This post is a quickie from economist Mary Parry, and I’m not sure if I am being fair to what he is actually saying here, but this is what he says:
Megabus is a great example of a competitive, flexible, low-cost (sometimes free), consumer-driven, market-based solution to inter-city transportation that has thrived without any government subsidies, tax breaks or taxpayer funding. Contrast that alternative to government transportation options like Amtrak and high-speed rail proposals that are the opposite: non-competitive, inflexible, high-cost, politician-driven, and not market-based, requiring massive amounts of taxpayer funding and subsidies.
He starts out with talking about Megabus’s free ticket promotions, and says that Amtrak has never given away tickets. Not sure if they have, but regional metro agencies do so routinely as a matter of promoting their service. I’m not sure that matters all that much.
The real question is whether Perry is right in that MegaBus would be a good alternative to building billions of HSR in California.
If you look at the information in the CAHSRA business plan (pdf link), despite all the ballyhoo about “taking cars off the road”, most of the market capture of other high speed rail companies comes from airline travel:
Yes, the car mode share shrinks, but the air mode share really shrinks. It would be really interesting to if there were Megabus type services in parallel with European HSR and what happened to those businesses when the HSR got built.
Remember that it is possible for total car usage to go up if aggregate travel demand goes up, even as mode share shrinks. So we might not be taking cars off the road, but putting fewer cars on the road in the future than if we didn’t provide the HSR. Those are somewhat things analytically.
However, Megabus had a West Coast Line they closed in 2008. Here’s why:
When asked for a comment, Dale Moser, president and COO of megabus.com, offered the following statement to Suite101 Budget Travel:
“Due to ridership growth trends, megabus.com no longer serves the West Coast. We take megabus.com to different markets and try to create positive ridership trends and if we can’t we move on to new markets. As megabus.com’s service continues to thrive in the Midwest and the Northeast megabus.com looks forward to the possibility of returning to the West Coast should there be adequate demand.”
So the California Business Plan is predicting a lot of passengers by 2040:
So currently the LA to SF corridor does not have sufficient demand for MegaBus service for the company to keep it rolling.

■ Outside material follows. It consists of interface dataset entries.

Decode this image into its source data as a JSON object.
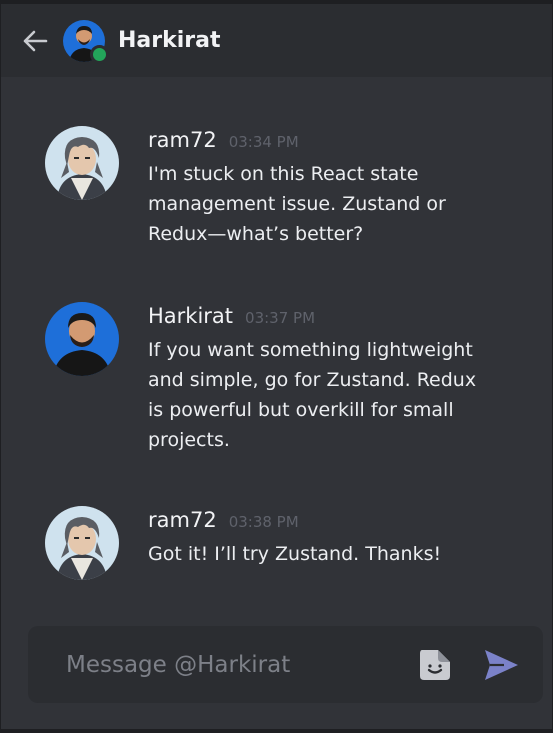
{
  "header": {
    "back_icon": "arrow-left-icon",
    "title": "Harkirat",
    "status": "online",
    "status_color": "#23a55a"
  },
  "messages": [
    {
      "author": "ram72",
      "time": "03:34 PM",
      "text": "I'm stuck on this React state management issue. Zustand or Redux—what’s better?"
    },
    {
      "author": "Harkirat",
      "time": "03:37 PM",
      "text": "If you want something lightweight and simple, go for Zustand. Redux is powerful but overkill for small projects."
    },
    {
      "author": "ram72",
      "time": "03:38 PM",
      "text": "Got it! I’ll try Zustand. Thanks!"
    }
  ],
  "composer": {
    "placeholder": "Message @Harkirat",
    "value": "",
    "sticker_icon": "sticker-icon",
    "send_icon": "send-icon",
    "accent": "#7b82c9"
  }
}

But it does have sufficient demand to make a HSR company $2 billion (am I reading that right?) in revenue in another 30 years.
Proponents will tell me that HSR is so much better than MegaBus that the services are simply not comparable. I’m not sure what to think here.